By Samantha Dunn
Why her, why now: Sheniece Smith is a legal eagle, one who grew up as a Navy brat. “People ask me, ‘Where are you from?’ And I don’t feel like I am from anywhere.”
But Smith found a place to belong when she turned her sights to the law. She first snagged a job as a paralegal at CHOC Children’s in 2008, but in no time her supervisor encouraged Smith to pursue a law degree while she worked. Soon she was a cum laude graduate of University of La Verne College of Law shooting up the ladder at CHOC, arriving in her current position as chief of staff and senior counsel to CHOC CEO Kim Cripes.
Along the way she engineered valuable programs to offer legal help to those who can’t afford it, starting with H.O.P.E. Through Affordable Legal Services, a community benefit project to bridge the gap between pro bono services and full attorney fees. Then Smith launched Family Legal Assistance at CHOC, a medical-legal partnership to provide free guardianship and conservatorship services to low-income CHOC families. She has also developed a law clerk program at the hospital to allow law students to hone their skills by assisting on projects in the legal department and families receiving services through Family Legal Assistance.
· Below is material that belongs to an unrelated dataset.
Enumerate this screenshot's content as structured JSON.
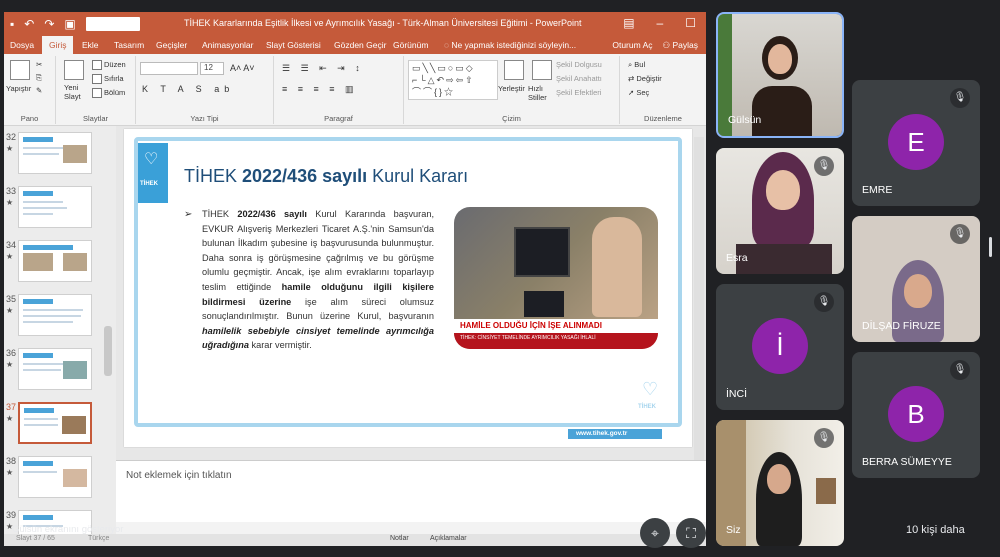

“No matter what you have or don’t have, you need to give back,” Smith believes. “I didn’t grow up anywhere near the life I live now. We had free lunch, we used financial aid to go to college, I started working when I was 14. I didn’t actually think I would make it, succeed, whatever that means – even when I went to college. But, I have always volunteered. That helped out in the most unexpected way.”
She never expected to reach her dream of being a lawyer, but as a paralegal, her supervisors took note of her can-do attitude and spirit of service, which earned their support. “Now that I have accomplished that goal I find it even more important to give back both in doing pro bono legal work and in mentoring others. I am so blessed, and I can’t throw away the blessing.”
What women influenced you? “I know it’s cliché, but my mom. I have a very difficult relationship with my mom, especially because my parents were divorced. I went to live with her in 10th grade just when I was starting to act up – and she nipped that in the bud. My mom was definitely the enforcer; she was not afraid to exercise her authority. I hated my mom at the time but now I really thank her, because I look at the path I was going down and the friends I hung out with, and I see how their lives have gone. She is the one who made me think about life differently. She is the one who talked to me about going to college, making contacts and studying hard, the stuff that my dad’s college-educated side of the family didn’t talk about – they just assumed it would happen.”
When did you realize you could? “Although my mom was a huge catalyst for pushing me into a professional career and setting goals in general, I think I knew I could when I stopped doing this for her or because of her and instead started doing things because of me. At some point, I was able to transform carrying out her will into carrying out my own while keeping in mind everything she taught me. My mom actually never wanted me to be a lawyer, but I followed my passion, and as I developed in my career I knew I could because I was doing what felt right to me.”
What do you wish you’d known sooner? “I felt like I couldn’t say no to things, that I couldn’t miss an opportunity, but really what I needed was to be more selective in how I used my time. If I could go back and redo one thing, that would be it. And, taking care of myself, to know how important that is. I was always taking care of my clients, taking care of family – but all the while feeling like I am not even giving enough to any one of those things.”
What do you want for other women? “Learn balance more quickly. I struggle with that and always take on too much because I always feel like what I do is not enough. I want other women to know that what they do is enough. We play so many roles as women, and it often feels like we are cutting everything short. I want women to feel like with the right balance they really can do it all.
“Even though I encourage women everywhere to get after whatever they are passionate about, that’s not to say that sometimes I may doubt whether I really have it. Imposter syndrome is real, and I catch the bug from time to time! I’m fortunate there are so many strong women around me, and have good friends who inspire, so that the imposter syndrome bug passes quickly and I’m back at it.”